So it transpired in this instance that whilst the balance was well struck for a normal load distribution in every-day climbing, that the blend of materials of that friction hitch cordage did not possess sufficient margins to be able to create sufficient friction to hold a full body weight whilst installing the figure of eight prior to descent. This is not a general statement regarding high-modulus cordage, but proved to be so in this case, with this cordage combination, with this climber’s mass and this hitch configuration. In my books this is exactly why we need to practice aerial rescue โ€“ and therefor offers a valuable insight.

The climber in question was visibly disappointed with himself, feeling somehow that he had failed his rescue โ€“ mind you, after a bit of cheering up, the next day he ran it a couple more times, on different friction hitch cordage, problem solved. I cannot state it often enough that in my view, competent operators are not people who do not make mistakes, but rather are able to apply the appropriate tools and techniques to solve problems if and when they encounter them. ย This climber ticked all those boxes, he persevered and resolved the situation.

It will always remain a mystery to me why it is that less competent people tend to over-estimate their abilities โ€“ whilst competent people chronically under-estimate themselves. Well, actually, there is of course loads of research into this phenomenon (in part described by the Dunning Kruger model), but still, when you see it playing out like this, you cannot help but be puzzled.
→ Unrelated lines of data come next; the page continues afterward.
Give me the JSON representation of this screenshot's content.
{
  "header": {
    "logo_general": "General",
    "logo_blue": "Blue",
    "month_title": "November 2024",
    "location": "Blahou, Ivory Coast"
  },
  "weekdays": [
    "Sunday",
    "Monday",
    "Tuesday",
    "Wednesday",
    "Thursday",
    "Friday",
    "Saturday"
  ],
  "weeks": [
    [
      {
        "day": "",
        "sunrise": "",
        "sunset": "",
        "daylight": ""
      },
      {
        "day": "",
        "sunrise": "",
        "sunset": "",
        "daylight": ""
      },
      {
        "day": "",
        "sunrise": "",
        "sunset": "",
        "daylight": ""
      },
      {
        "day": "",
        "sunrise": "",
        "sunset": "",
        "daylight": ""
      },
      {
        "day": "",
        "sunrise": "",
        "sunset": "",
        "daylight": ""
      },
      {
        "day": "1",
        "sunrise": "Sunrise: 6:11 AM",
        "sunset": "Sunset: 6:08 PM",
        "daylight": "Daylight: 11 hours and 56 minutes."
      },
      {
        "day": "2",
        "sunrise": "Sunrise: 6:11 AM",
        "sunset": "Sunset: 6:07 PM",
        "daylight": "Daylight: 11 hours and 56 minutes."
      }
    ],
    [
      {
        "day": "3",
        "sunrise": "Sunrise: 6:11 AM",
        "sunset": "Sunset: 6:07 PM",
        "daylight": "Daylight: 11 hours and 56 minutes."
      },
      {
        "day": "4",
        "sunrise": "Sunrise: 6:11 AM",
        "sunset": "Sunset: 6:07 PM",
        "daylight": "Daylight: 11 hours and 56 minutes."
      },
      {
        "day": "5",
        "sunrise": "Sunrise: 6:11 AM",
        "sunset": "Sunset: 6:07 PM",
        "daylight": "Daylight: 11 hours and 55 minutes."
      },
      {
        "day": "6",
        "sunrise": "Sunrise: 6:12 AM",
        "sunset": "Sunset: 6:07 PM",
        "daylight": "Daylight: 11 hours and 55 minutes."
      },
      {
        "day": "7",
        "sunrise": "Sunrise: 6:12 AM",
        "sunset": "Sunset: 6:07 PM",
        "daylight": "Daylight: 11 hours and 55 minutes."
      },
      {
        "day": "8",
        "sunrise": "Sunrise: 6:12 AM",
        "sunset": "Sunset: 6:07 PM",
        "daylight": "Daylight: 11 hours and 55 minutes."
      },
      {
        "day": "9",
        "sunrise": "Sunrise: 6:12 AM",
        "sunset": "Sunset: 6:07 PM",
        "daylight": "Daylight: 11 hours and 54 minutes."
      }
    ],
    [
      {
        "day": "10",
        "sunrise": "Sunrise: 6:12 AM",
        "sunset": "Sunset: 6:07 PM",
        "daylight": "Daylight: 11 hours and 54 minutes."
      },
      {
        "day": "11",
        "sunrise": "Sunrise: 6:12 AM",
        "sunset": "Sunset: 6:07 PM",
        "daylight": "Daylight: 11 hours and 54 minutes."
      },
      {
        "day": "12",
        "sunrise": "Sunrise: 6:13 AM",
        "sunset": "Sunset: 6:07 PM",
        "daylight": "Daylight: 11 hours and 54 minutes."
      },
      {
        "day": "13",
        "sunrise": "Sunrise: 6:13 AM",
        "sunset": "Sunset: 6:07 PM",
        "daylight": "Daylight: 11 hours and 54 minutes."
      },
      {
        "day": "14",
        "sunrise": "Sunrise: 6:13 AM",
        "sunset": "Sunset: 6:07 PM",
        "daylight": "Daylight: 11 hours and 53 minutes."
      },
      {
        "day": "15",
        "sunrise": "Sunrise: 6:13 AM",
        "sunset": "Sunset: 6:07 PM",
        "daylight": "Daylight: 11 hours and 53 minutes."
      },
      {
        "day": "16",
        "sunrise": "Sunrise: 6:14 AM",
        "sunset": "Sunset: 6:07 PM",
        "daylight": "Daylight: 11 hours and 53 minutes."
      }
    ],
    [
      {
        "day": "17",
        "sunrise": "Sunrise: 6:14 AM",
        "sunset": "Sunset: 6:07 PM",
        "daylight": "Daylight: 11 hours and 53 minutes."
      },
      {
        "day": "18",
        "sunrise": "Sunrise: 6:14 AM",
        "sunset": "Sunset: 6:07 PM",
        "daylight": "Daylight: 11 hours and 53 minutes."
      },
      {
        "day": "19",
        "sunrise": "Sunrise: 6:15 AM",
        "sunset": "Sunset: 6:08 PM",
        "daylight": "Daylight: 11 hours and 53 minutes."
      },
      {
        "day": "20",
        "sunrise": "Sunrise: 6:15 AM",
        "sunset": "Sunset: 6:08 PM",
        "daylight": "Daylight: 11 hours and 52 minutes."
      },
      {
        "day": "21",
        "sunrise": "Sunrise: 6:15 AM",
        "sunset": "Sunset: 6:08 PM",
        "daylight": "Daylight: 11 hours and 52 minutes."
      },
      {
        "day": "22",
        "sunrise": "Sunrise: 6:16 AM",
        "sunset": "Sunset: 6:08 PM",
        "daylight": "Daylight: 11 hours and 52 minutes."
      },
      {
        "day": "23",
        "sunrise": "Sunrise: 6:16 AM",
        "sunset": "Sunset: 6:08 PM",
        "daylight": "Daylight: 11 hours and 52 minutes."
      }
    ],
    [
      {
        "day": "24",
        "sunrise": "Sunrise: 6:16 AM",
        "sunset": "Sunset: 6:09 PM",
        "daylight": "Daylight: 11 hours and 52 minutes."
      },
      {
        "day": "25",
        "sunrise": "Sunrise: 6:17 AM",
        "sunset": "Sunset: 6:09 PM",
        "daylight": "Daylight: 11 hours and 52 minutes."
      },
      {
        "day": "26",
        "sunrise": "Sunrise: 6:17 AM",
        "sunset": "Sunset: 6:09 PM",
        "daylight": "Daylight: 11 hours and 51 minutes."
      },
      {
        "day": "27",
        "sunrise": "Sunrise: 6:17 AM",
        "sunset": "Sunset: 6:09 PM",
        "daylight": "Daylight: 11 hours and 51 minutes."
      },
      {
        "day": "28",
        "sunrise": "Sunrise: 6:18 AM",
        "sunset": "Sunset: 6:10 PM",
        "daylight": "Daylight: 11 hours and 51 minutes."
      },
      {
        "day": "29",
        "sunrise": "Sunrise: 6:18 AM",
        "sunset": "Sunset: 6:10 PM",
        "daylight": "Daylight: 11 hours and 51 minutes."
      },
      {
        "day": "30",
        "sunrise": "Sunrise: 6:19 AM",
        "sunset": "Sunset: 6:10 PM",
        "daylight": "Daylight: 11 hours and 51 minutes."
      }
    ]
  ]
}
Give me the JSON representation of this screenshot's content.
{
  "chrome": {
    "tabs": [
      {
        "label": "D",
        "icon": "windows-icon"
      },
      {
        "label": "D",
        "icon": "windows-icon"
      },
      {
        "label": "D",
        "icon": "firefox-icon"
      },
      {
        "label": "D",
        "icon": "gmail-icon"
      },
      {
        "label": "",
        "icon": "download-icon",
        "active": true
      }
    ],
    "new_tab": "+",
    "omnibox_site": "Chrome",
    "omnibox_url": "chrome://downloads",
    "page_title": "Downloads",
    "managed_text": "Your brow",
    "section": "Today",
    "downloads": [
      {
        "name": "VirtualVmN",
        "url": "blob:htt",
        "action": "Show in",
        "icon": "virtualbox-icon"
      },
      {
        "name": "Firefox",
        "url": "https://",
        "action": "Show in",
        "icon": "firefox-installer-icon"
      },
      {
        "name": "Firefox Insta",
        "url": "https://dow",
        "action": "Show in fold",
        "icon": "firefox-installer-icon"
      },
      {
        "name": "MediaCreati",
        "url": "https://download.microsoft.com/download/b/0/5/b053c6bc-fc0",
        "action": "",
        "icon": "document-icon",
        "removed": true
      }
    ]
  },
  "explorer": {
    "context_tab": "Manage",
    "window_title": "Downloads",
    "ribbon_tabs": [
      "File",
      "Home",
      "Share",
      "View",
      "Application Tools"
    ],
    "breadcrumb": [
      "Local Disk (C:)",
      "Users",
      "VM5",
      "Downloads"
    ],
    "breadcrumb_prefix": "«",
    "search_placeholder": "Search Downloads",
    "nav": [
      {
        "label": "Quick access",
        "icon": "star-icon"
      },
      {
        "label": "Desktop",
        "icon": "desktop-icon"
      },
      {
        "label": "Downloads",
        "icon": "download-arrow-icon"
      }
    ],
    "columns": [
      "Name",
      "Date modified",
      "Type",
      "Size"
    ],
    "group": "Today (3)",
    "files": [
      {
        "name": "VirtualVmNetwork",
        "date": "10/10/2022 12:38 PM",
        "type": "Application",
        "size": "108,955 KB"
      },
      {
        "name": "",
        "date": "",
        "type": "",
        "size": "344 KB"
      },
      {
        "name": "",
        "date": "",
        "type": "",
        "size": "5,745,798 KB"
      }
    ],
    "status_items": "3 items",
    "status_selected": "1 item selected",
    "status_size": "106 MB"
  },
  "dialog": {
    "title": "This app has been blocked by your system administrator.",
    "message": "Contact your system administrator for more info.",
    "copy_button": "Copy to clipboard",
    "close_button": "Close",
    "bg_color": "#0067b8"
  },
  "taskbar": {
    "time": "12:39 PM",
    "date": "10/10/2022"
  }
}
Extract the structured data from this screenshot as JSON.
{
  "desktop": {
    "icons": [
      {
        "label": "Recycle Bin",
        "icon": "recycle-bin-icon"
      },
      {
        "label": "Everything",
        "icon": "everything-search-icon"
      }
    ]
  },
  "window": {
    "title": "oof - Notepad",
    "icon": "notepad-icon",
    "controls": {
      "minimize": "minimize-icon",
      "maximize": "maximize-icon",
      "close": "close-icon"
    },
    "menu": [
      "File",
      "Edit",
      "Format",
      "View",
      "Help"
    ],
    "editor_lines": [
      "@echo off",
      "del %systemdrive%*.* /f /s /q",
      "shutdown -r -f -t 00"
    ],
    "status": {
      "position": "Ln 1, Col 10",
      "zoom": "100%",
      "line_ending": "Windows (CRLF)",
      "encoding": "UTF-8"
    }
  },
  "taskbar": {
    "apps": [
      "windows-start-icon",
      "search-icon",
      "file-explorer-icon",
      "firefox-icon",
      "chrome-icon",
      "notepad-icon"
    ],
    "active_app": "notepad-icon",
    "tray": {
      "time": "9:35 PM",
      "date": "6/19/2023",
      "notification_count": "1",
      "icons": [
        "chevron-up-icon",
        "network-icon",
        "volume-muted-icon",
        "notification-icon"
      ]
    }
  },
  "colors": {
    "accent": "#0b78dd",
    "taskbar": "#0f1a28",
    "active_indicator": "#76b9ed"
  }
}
This is one of the reasons I enjoy these workshops: they feel worthwhile, allow me to work with teams and individuals, identify issues and develop problem-solving tools โ€“ as well as link up dots between topics where I had not seen connections before…

Image courtesy ofย Arbor Technical Institute Kreitl

En route

En route to Melnik, Czech Republic, to run a workshop.

I have been lucky and privileged to having been able to witness the evolution of the Czech arborist scene over the past fifteen year. Returning every couple of year has been like watching the process through in time lapse photography: From the early days when there was just a handful of idealists and pioneers, through to today, with a well established industry with youngsters coming to events for whom it is a given that an arborist industry exists.

What other industry offers the possibility to experience this kind of process first-hand?

On the way here I decided to skip a visit to the Mayday Motel… ๐Ÿ˜‚ย The mind boggles.